This giant ginkgo, a registered natural monument, stands in the center of the temple grounds. It has been diligently pruned, so as to maintain a neat, tidy form that ginkgos rarely conform to on their own. One thinks, at first sight, that it’s a little small to be included in the prefectures natural monument list, but I suppose the set of this tree and Ennin’s birthplace give it added value.

#71 The Giant Ginkgo of Mibu Temple
The priest was really friendly and chatty.

When I arrived, the couple that run the temple were outside, and they were glad to talk to me at length about it. They led me to the tree and told me to put my hand on a patch of bark that was lighter than the others. “This is the tree’s energy spot. You can feel its ki if you put your hand here.” I did, but I didn’t feel anything. They also pointed out some cherry trees that were planted by Edwin O. Reischauer when he visited here during his tenure as US Ambassador to Japan. Reischauer had a keen interest in the life and achievements of Ennin, so it’s natural that he would visit here.

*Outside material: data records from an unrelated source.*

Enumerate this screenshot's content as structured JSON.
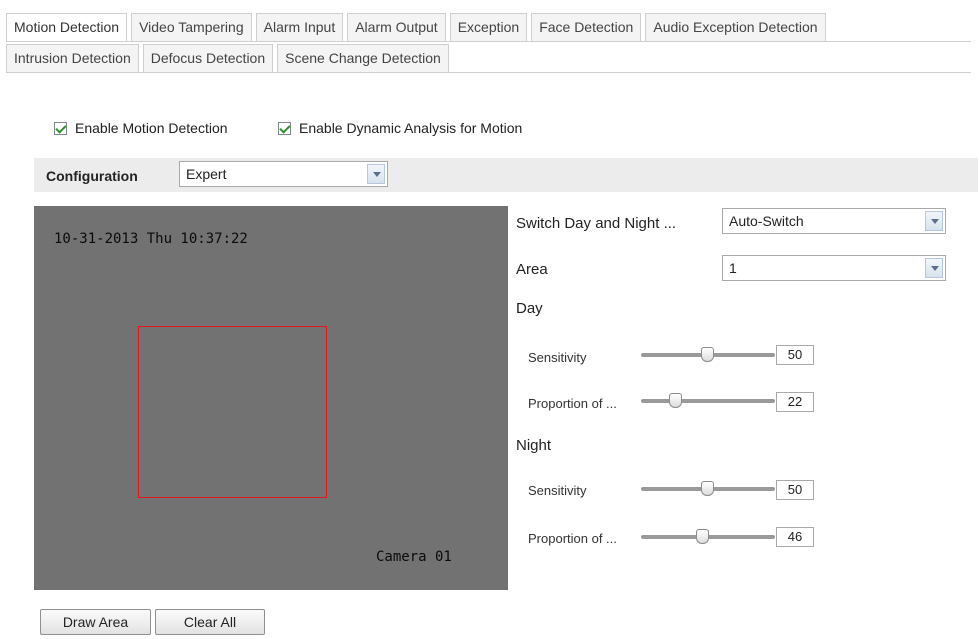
{
  "tabs_row1": [
    {
      "label": "Motion Detection",
      "active": true
    },
    {
      "label": "Video Tampering",
      "active": false
    },
    {
      "label": "Alarm Input",
      "active": false
    },
    {
      "label": "Alarm Output",
      "active": false
    },
    {
      "label": "Exception",
      "active": false
    },
    {
      "label": "Face Detection",
      "active": false
    },
    {
      "label": "Audio Exception Detection",
      "active": false
    }
  ],
  "tabs_row2": [
    {
      "label": "Intrusion Detection",
      "active": false
    },
    {
      "label": "Defocus Detection",
      "active": false
    },
    {
      "label": "Scene Change Detection",
      "active": false
    }
  ],
  "checkboxes": {
    "enable_motion": {
      "label": "Enable Motion Detection",
      "checked": true
    },
    "enable_dynamic": {
      "label": "Enable Dynamic Analysis for Motion",
      "checked": true
    }
  },
  "config": {
    "label": "Configuration",
    "value": "Expert"
  },
  "video": {
    "timestamp": "10-31-2013 Thu 10:37:22",
    "camera_name": "Camera 01"
  },
  "right_panel": {
    "switch_label": "Switch Day and Night ...",
    "switch_value": "Auto-Switch",
    "area_label": "Area",
    "area_value": "1",
    "day": {
      "title": "Day",
      "sensitivity": {
        "label": "Sensitivity",
        "value": "50",
        "level": 50
      },
      "proportion": {
        "label": "Proportion of ...",
        "value": "22",
        "level": 22
      }
    },
    "night": {
      "title": "Night",
      "sensitivity": {
        "label": "Sensitivity",
        "value": "50",
        "level": 50
      },
      "proportion": {
        "label": "Proportion of ...",
        "value": "46",
        "level": 46
      }
    }
  },
  "buttons": {
    "draw_area": "Draw Area",
    "clear_all": "Clear All"
  },
  "colors": {
    "area_outline": "#e01818",
    "checkmark": "#2f8f2f",
    "config_bar": "#ececec",
    "video_bg": "#727272"
  }
}
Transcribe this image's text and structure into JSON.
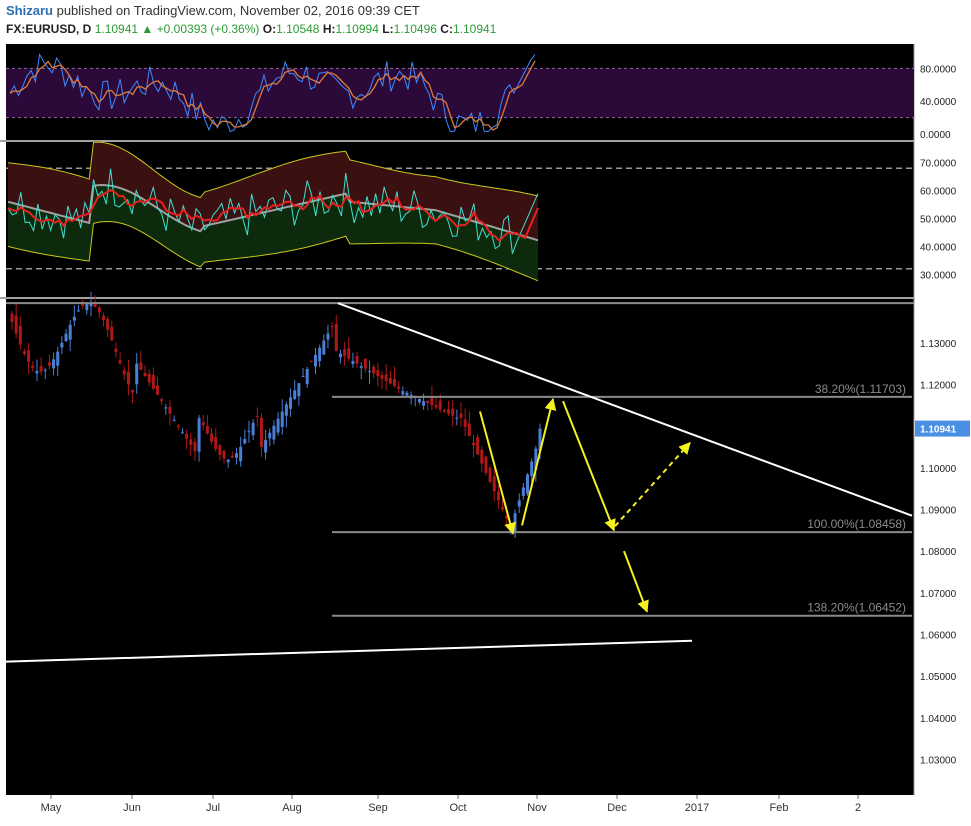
{
  "header": {
    "author": "Shizaru",
    "published_text": "published on TradingView.com, November 02, 2016 09:39 CET",
    "symbol": "FX:EURUSD, D",
    "last": "1.10941",
    "change_arrow": "▲",
    "change": "+0.00393 (+0.36%)",
    "open_label": "O:",
    "open": "1.10548",
    "high_label": "H:",
    "high": "1.10994",
    "low_label": "L:",
    "low": "1.10496",
    "close_label": "C:",
    "close": "1.10941"
  },
  "colors": {
    "background": "#000000",
    "up_candle": "#4a7fd6",
    "down_candle": "#b01818",
    "stoch_bg": "#2b0a3a",
    "stoch_k": "#3d8bff",
    "stoch_d": "#e07a3a",
    "rsi_upper": "#c8c820",
    "rsi_mid": "#a0a0a0",
    "rsi_fast": "#e82020",
    "rsi_slow": "#40e0d0",
    "arrows": "#f5f020",
    "trendline": "#ffffff",
    "fib": "#8a8a8a",
    "price_tag": "#4a90e2"
  },
  "chart_data": [
    {
      "type": "line",
      "panel": "stochastic",
      "y_ticks": [
        "80.0000",
        "40.0000",
        "0.0000"
      ],
      "ylim": [
        0,
        100
      ],
      "levels": [
        80,
        20
      ],
      "series": []
    },
    {
      "type": "area",
      "panel": "rsi_bands",
      "y_ticks": [
        "70.0000",
        "60.0000",
        "50.0000",
        "40.0000",
        "30.0000"
      ],
      "ylim": [
        24,
        76
      ],
      "levels": [
        68,
        32
      ],
      "series": []
    },
    {
      "type": "candlestick",
      "panel": "price",
      "symbol": "FX:EURUSD",
      "timeframe": "D",
      "ylim": [
        1.0215,
        1.1405
      ],
      "y_ticks": [
        "1.13000",
        "1.12000",
        "1.11000",
        "1.10000",
        "1.09000",
        "1.08000",
        "1.07000",
        "1.06000",
        "1.05000",
        "1.04000",
        "1.03000"
      ],
      "x_labels": [
        "May",
        "Jun",
        "Jul",
        "Aug",
        "Sep",
        "Oct",
        "Nov",
        "Dec",
        "2017",
        "Feb",
        "2"
      ],
      "price_tag": "1.10941",
      "fib_levels": [
        {
          "label": "38.20%(1.11703)",
          "value": 1.11703
        },
        {
          "label": "100.00%(1.08458)",
          "value": 1.08458
        },
        {
          "label": "138.20%(1.06452)",
          "value": 1.06452
        }
      ],
      "top_level": 1.1395,
      "trendlines": [
        {
          "name": "descending-resistance",
          "from": [
            1.1395
          ],
          "to": [
            1.0885
          ]
        },
        {
          "name": "ascending-support",
          "from": [
            1.0535
          ],
          "to": [
            1.0585
          ]
        }
      ],
      "candles": []
    }
  ]
}
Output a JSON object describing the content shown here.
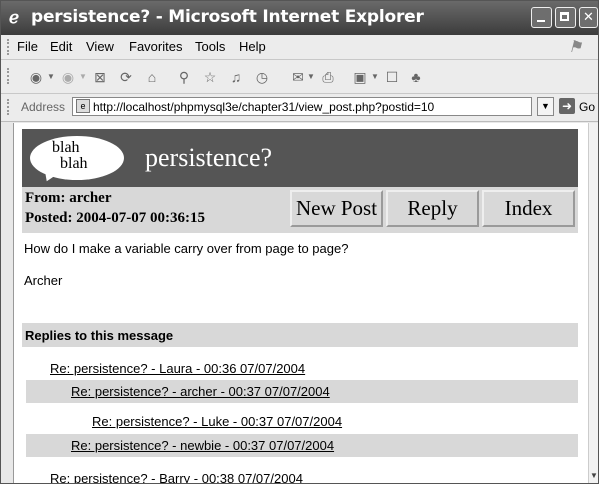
{
  "window": {
    "title": "persistence? - Microsoft Internet Explorer",
    "icon": "ie-logo-icon"
  },
  "menubar": {
    "items": [
      "File",
      "Edit",
      "View",
      "Favorites",
      "Tools",
      "Help"
    ]
  },
  "toolbar": {
    "icons": [
      "back-icon",
      "forward-icon",
      "stop-icon",
      "refresh-icon",
      "home-icon",
      "search-icon",
      "favorites-icon",
      "media-icon",
      "history-icon",
      "mail-icon",
      "print-icon",
      "edit-icon",
      "discuss-icon",
      "messenger-icon"
    ]
  },
  "addressbar": {
    "label": "Address",
    "url": "http://localhost/phpmysql3e/chapter31/view_post.php?postid=10",
    "go_label": "Go"
  },
  "page": {
    "logo_line1": "blah",
    "logo_line2": "blah",
    "title": "persistence?",
    "from": "From: archer",
    "posted": "Posted: 2004-07-07 00:36:15",
    "buttons": {
      "new_post": "New Post",
      "reply": "Reply",
      "index": "Index"
    },
    "message": "How do I make a variable carry over from page to page?",
    "signature": "Archer",
    "replies_header": "Replies to this message",
    "replies": [
      {
        "text": "Re: persistence? - Laura - 00:36 07/07/2004",
        "level": 1,
        "shaded": false
      },
      {
        "text": "Re: persistence? - archer - 00:37 07/07/2004",
        "level": 2,
        "shaded": true
      },
      {
        "text": "Re: persistence? - Luke - 00:37 07/07/2004",
        "level": 3,
        "shaded": false
      },
      {
        "text": "Re: persistence? - newbie - 00:37 07/07/2004",
        "level": 2,
        "shaded": true
      },
      {
        "text": "Re: persistence? - Barry - 00:38 07/07/2004",
        "level": 1,
        "shaded": false
      }
    ]
  }
}
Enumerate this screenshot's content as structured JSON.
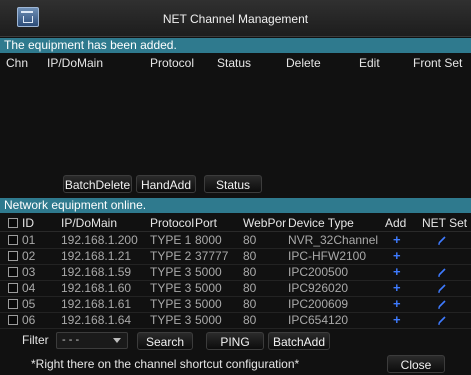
{
  "window": {
    "title": "NET Channel Management"
  },
  "added_section": {
    "banner": "The equipment has been added.",
    "columns": [
      "Chn",
      "IP/DoMain",
      "Protocol",
      "Status",
      "Delete",
      "Edit",
      "Front Set"
    ],
    "rows": []
  },
  "added_buttons": {
    "batch_delete": "BatchDelete",
    "hand_add": "HandAdd",
    "status": "Status"
  },
  "online_section": {
    "banner": "Network equipment online.",
    "columns": [
      "ID",
      "IP/DoMain",
      "Protocol",
      "Port",
      "WebPor",
      "Device Type",
      "Add",
      "NET Set"
    ],
    "rows": [
      {
        "id": "01",
        "ip": "192.168.1.200",
        "protocol": "TYPE 1",
        "port": "8000",
        "web_port": "80",
        "device_type": "NVR_32Channel",
        "add": "+",
        "net_set": "edit-icon"
      },
      {
        "id": "02",
        "ip": "192.168.1.21",
        "protocol": "TYPE 2",
        "port": "37777",
        "web_port": "80",
        "device_type": "IPC-HFW2100",
        "add": "+",
        "net_set": ""
      },
      {
        "id": "03",
        "ip": "192.168.1.59",
        "protocol": "TYPE 3",
        "port": "5000",
        "web_port": "80",
        "device_type": "IPC200500",
        "add": "+",
        "net_set": "edit-icon"
      },
      {
        "id": "04",
        "ip": "192.168.1.60",
        "protocol": "TYPE 3",
        "port": "5000",
        "web_port": "80",
        "device_type": "IPC926020",
        "add": "+",
        "net_set": "edit-icon"
      },
      {
        "id": "05",
        "ip": "192.168.1.61",
        "protocol": "TYPE 3",
        "port": "5000",
        "web_port": "80",
        "device_type": "IPC200609",
        "add": "+",
        "net_set": "edit-icon"
      },
      {
        "id": "06",
        "ip": "192.168.1.64",
        "protocol": "TYPE 3",
        "port": "5000",
        "web_port": "80",
        "device_type": "IPC654120",
        "add": "+",
        "net_set": "edit-icon"
      }
    ]
  },
  "filter": {
    "label": "Filter",
    "value": "- - -"
  },
  "filter_buttons": {
    "search": "Search",
    "ping": "PING",
    "batch_add": "BatchAdd"
  },
  "footer": {
    "hint": "*Right there on the channel shortcut configuration*",
    "close": "Close"
  },
  "colors": {
    "banner": "#2f7a8e",
    "accent_blue": "#3e7bff",
    "background": "#111111"
  }
}
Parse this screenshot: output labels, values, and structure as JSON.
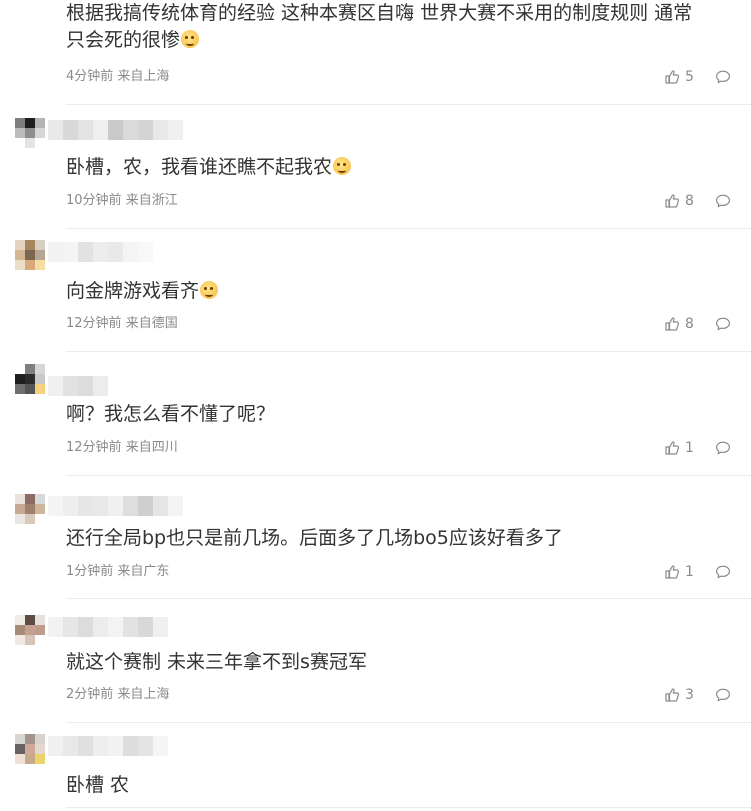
{
  "comments": [
    {
      "text": "根据我搞传统体育的经验 这种本赛区自嗨 世界大赛不采用的制度规则 通常\n只会死的很惨",
      "emoji": "smirk-emoji",
      "time": "4分钟前",
      "location": "来自上海",
      "likes": "5",
      "avatar": [
        "#ffffff",
        "#ffffff",
        "#ffffff",
        "#ffffff",
        "#ffffff",
        "#ffffff",
        "#ffffff",
        "#ffffff",
        "#ffffff"
      ],
      "name_blur": []
    },
    {
      "text": "卧槽，农，我看谁还瞧不起我农",
      "emoji": "dog-emoji",
      "time": "10分钟前",
      "location": "来自浙江",
      "likes": "8",
      "avatar": [
        "#7f7f7f",
        "#1e1e1e",
        "#b5b5b5",
        "#bcbcbc",
        "#8e8e8e",
        "#d6d6d6",
        "#ffffff",
        "#e4e4e4",
        "#ffffff"
      ],
      "name_blur": [
        "#e9e9e9",
        "#d8d8d8",
        "#e3e3e3",
        "#efefef",
        "#c9c9c9",
        "#dadada",
        "#d4d4d4",
        "#e8e8e8",
        "#f0f0f0"
      ]
    },
    {
      "text": "向金牌游戏看齐",
      "emoji": "dog-emoji",
      "time": "12分钟前",
      "location": "来自德国",
      "likes": "8",
      "avatar": [
        "#e5d3c2",
        "#a5875e",
        "#d7cfc0",
        "#d3b792",
        "#7b6851",
        "#b8a694",
        "#e9dcc9",
        "#d9a97a",
        "#f3dea3"
      ],
      "name_blur": [
        "#f2f2f2",
        "#f4f4f4",
        "#e2e2e2",
        "#ededed",
        "#e9e9e9",
        "#f5f5f5",
        "#f8f8f8",
        "#ffffff",
        "#ffffff"
      ]
    },
    {
      "text": "啊？我怎么看不懂了呢？",
      "emoji": "",
      "time": "12分钟前",
      "location": "来自四川",
      "likes": "1",
      "avatar": [
        "#ffffff",
        "#7e7e7e",
        "#d6d6d6",
        "#1f1f1f",
        "#2b2b2b",
        "#c8c8c8",
        "#6f6f6f",
        "#545454",
        "#f4d27c"
      ],
      "name_blur": [
        "#efefef",
        "#e1e1e1",
        "#dcdcdc",
        "#ececec"
      ]
    },
    {
      "text": "还行全局bp也只是前几场。后面多了几场bo5应该好看多了",
      "emoji": "",
      "time": "1分钟前",
      "location": "来自广东",
      "likes": "1",
      "avatar": [
        "#e8e2da",
        "#8a6a62",
        "#d8d8d8",
        "#c8a893",
        "#a0806f",
        "#ceb59b",
        "#e9e6e1",
        "#d8c9b8",
        "#ffffff"
      ],
      "name_blur": [
        "#f4f4f4",
        "#eeeeee",
        "#e6e6e6",
        "#e8e8e8",
        "#f0f0f0",
        "#dedede",
        "#cfcfcf",
        "#e5e5e5",
        "#f3f3f3"
      ]
    },
    {
      "text": "就这个赛制 未来三年拿不到s赛冠军",
      "emoji": "",
      "time": "2分钟前",
      "location": "来自上海",
      "likes": "3",
      "avatar": [
        "#f0ede9",
        "#5e4b41",
        "#e6e1da",
        "#a88a7a",
        "#c4a191",
        "#bf9d8b",
        "#efe8e3",
        "#d7c4b8",
        "#ffffff"
      ],
      "name_blur": [
        "#f2f2f2",
        "#e6e6e6",
        "#dcdcdc",
        "#ececec",
        "#f3f3f3",
        "#e2e2e2",
        "#d8d8d8",
        "#f0f0f0"
      ]
    },
    {
      "text": "卧槽 农",
      "emoji": "",
      "time": "",
      "location": "",
      "likes": "",
      "avatar": [
        "#d8d6d3",
        "#a4938a",
        "#d6d2cf",
        "#686262",
        "#cfa89a",
        "#e3d7cf",
        "#f1dfd6",
        "#c7a98b",
        "#ebd36d"
      ],
      "name_blur": [
        "#f0f0f0",
        "#e8e8e8",
        "#e0e0e0",
        "#eeeeee",
        "#f2f2f2",
        "#dddddd",
        "#e4e4e4",
        "#f5f5f5"
      ]
    }
  ],
  "icons": {
    "like": "thumbs-up-icon",
    "reply": "comment-bubble-icon"
  },
  "colors": {
    "text": "#333333",
    "meta": "#8a8a8a",
    "divider": "#ececec"
  }
}
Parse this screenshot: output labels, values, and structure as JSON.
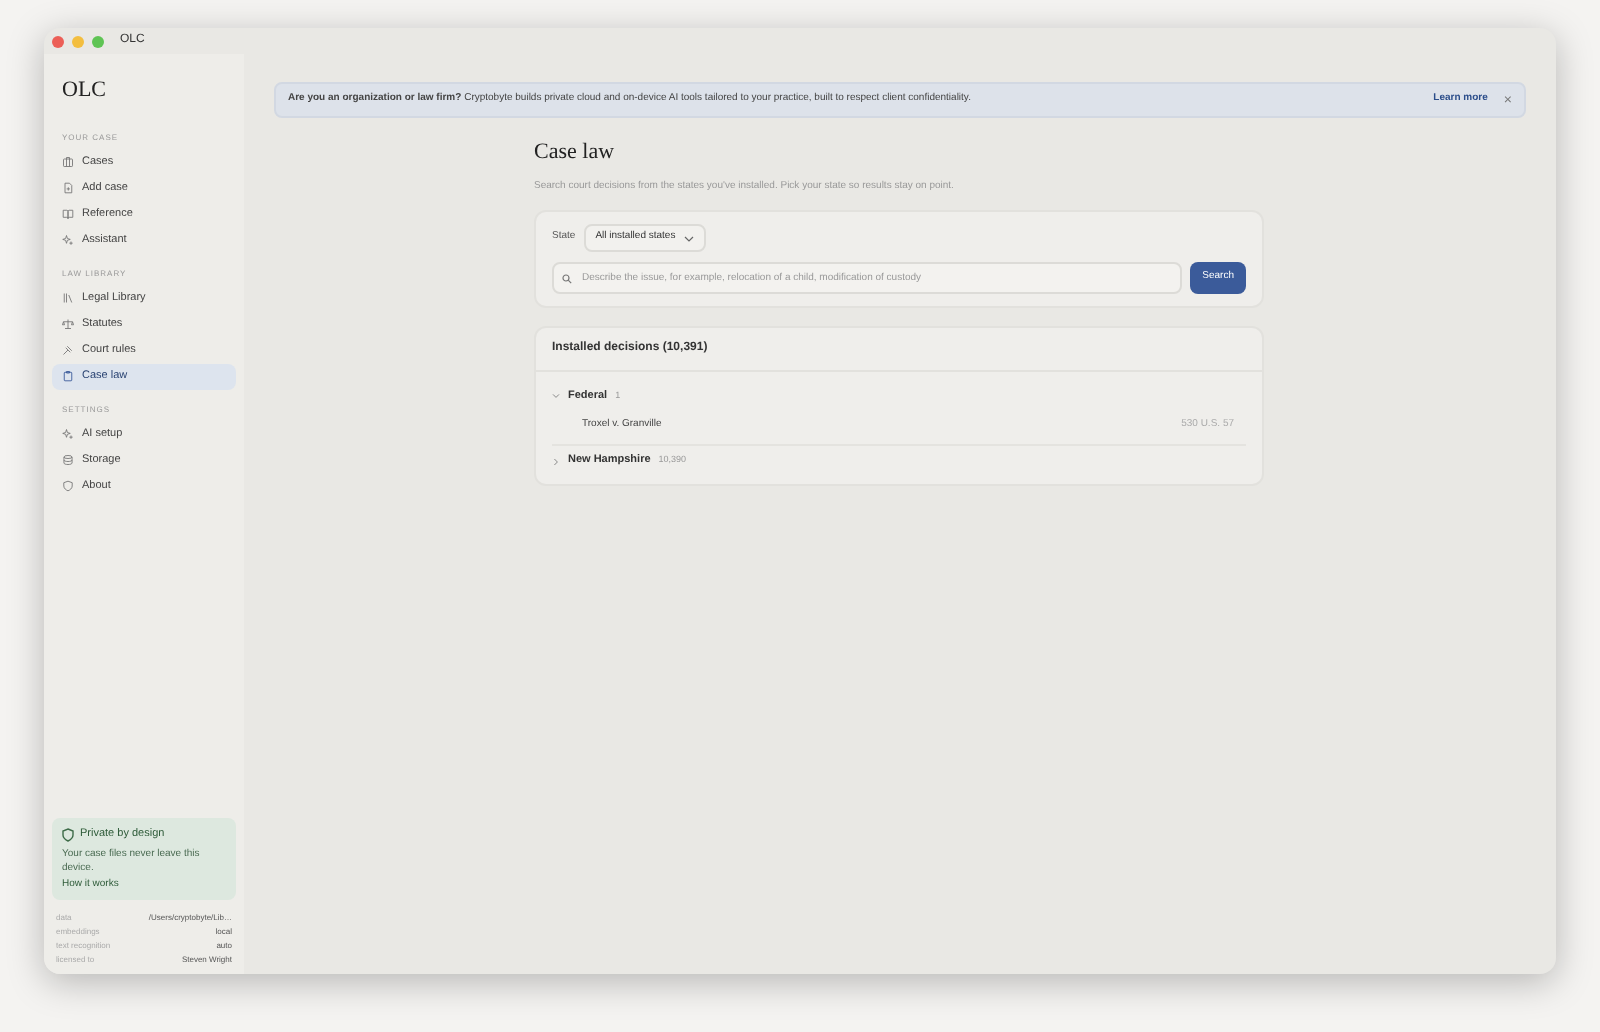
{
  "window": {
    "title": "OLC"
  },
  "sidebar": {
    "app_name": "OLC",
    "sections": [
      {
        "heading": "YOUR CASE",
        "items": [
          {
            "label": "Cases",
            "kind": "cases",
            "selected": false
          },
          {
            "label": "Add case",
            "kind": "add",
            "selected": false
          },
          {
            "label": "Reference",
            "kind": "book",
            "selected": false
          },
          {
            "label": "Assistant",
            "kind": "sparkle",
            "selected": false
          }
        ]
      },
      {
        "heading": "LAW LIBRARY",
        "items": [
          {
            "label": "Legal Library",
            "kind": "library",
            "selected": false
          },
          {
            "label": "Statutes",
            "kind": "scale",
            "selected": false
          },
          {
            "label": "Court rules",
            "kind": "gavel",
            "selected": false
          },
          {
            "label": "Case law",
            "kind": "clipboard",
            "selected": true
          }
        ]
      },
      {
        "heading": "SETTINGS",
        "items": [
          {
            "label": "AI setup",
            "kind": "sparkle",
            "selected": false
          },
          {
            "label": "Storage",
            "kind": "storage",
            "selected": false
          },
          {
            "label": "About",
            "kind": "shield",
            "selected": false
          }
        ]
      }
    ],
    "privacy_card": {
      "title": "Private by design",
      "text": "Your case files never leave this device.",
      "link": "How it works"
    },
    "info": [
      {
        "label": "data",
        "value": "/Users/cryptobyte/Lib…"
      },
      {
        "label": "embeddings",
        "value": "local"
      },
      {
        "label": "text recognition",
        "value": "auto"
      },
      {
        "label": "licensed to",
        "value": "Steven Wright"
      }
    ]
  },
  "banner": {
    "text": "**Are you an organization or law firm?** Cryptobyte builds private cloud and on-device AI tools tailored to your practice, built to respect client confidentiality.",
    "link": "Learn more",
    "close": "×"
  },
  "page": {
    "title": "Case law",
    "subtitle": "Search court decisions from the states you've installed. Pick your state so results stay on point.",
    "state_label": "State",
    "state_value": "All installed states",
    "search": {
      "placeholder": "Describe the issue, for example, relocation of a child, modification of custody",
      "button": "Search"
    }
  },
  "decisions": {
    "title": "Installed decisions (10,391)",
    "groups": [
      {
        "name": "Federal",
        "count": "1",
        "expanded": true,
        "cases": [
          {
            "name": "Troxel v. Granville",
            "citation": "530 U.S. 57"
          }
        ]
      },
      {
        "name": "New Hampshire",
        "count": "10,390",
        "expanded": false
      }
    ]
  }
}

#71 The Giant Ginkgo of Mibu Temple
A pillar commemorating the visit by then-Ambassador E.O. Reischauer in 1964. That was the same year he was stabbed by "a disturbed youth" and contracted hepatitis from a subsequent blood transfusion. The hepatitis would kill him nearly 30 years later.
#71 The Giant Ginkgo of Mibu Temple
These leaves have popped out just to the left of the power spot.
#71 The Giant Ginkgo of Mibu Temple
Well, what an interesting place this was! I wonder if my next stop can stack up!

I try to show you my Japan. Won’t you show us your Japan?